* **WHAT TO PRODUCE**
Which of the lines below include "label"? Each one should be copied out.

* **DATA RECORDS**
☆ ☆ ☆ ☆ ☆ ☆ ☆

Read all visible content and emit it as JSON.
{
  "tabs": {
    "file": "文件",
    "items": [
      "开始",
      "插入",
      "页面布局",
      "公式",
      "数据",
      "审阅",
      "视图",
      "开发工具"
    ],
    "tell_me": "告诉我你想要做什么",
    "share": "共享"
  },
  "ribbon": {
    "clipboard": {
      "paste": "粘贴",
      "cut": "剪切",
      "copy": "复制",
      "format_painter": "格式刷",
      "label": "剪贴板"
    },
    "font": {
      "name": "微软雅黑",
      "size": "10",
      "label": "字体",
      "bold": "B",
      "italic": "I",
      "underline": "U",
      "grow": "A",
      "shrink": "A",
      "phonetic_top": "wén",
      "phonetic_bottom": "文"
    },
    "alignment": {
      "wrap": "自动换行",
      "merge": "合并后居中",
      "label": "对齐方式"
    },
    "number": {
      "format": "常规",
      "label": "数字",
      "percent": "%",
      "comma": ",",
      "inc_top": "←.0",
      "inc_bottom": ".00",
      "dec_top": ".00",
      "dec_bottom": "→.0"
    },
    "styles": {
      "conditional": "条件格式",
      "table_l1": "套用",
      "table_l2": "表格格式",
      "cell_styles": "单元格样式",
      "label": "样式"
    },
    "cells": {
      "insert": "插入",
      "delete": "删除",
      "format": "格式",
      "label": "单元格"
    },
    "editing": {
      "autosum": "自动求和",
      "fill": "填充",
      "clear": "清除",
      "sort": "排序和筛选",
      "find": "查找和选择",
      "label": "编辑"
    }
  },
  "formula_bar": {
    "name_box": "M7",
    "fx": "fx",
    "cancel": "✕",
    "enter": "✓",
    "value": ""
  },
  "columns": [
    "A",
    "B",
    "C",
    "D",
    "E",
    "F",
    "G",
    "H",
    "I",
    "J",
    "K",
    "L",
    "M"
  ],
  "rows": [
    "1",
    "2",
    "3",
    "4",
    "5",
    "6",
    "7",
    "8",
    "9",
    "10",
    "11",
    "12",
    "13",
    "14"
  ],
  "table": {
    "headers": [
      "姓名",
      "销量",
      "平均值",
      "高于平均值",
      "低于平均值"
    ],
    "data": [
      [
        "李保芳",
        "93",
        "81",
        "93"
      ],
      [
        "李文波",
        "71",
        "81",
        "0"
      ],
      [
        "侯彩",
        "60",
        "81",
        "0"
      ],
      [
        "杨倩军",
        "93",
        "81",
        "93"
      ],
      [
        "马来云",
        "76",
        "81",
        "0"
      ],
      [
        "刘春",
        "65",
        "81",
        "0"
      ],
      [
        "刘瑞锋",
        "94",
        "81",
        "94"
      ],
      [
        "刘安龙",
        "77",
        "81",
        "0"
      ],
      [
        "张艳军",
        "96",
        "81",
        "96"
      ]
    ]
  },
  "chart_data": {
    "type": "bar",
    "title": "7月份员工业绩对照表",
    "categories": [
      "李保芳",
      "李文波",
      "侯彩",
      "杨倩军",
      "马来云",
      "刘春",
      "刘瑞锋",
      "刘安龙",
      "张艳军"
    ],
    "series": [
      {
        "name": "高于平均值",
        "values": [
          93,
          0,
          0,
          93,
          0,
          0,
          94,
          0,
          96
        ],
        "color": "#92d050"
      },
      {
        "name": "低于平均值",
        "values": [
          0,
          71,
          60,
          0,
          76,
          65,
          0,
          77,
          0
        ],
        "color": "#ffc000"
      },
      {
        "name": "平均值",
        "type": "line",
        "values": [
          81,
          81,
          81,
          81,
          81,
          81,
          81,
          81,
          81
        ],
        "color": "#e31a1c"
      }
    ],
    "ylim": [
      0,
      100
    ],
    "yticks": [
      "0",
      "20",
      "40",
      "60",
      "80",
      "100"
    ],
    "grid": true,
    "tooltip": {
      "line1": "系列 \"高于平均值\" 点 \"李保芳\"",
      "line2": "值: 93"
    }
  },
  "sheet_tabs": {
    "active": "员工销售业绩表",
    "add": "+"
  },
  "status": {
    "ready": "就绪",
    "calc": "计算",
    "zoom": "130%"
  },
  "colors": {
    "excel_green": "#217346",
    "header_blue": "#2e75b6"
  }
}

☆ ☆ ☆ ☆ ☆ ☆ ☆

* **COMPLETED EXERCISE**
      "label": "剪贴板"
      "label": "字体",
      "label": "对齐方式"
      "label": "数字",
      "label": "样式"
      "label": "单元格"
      "label": "编辑"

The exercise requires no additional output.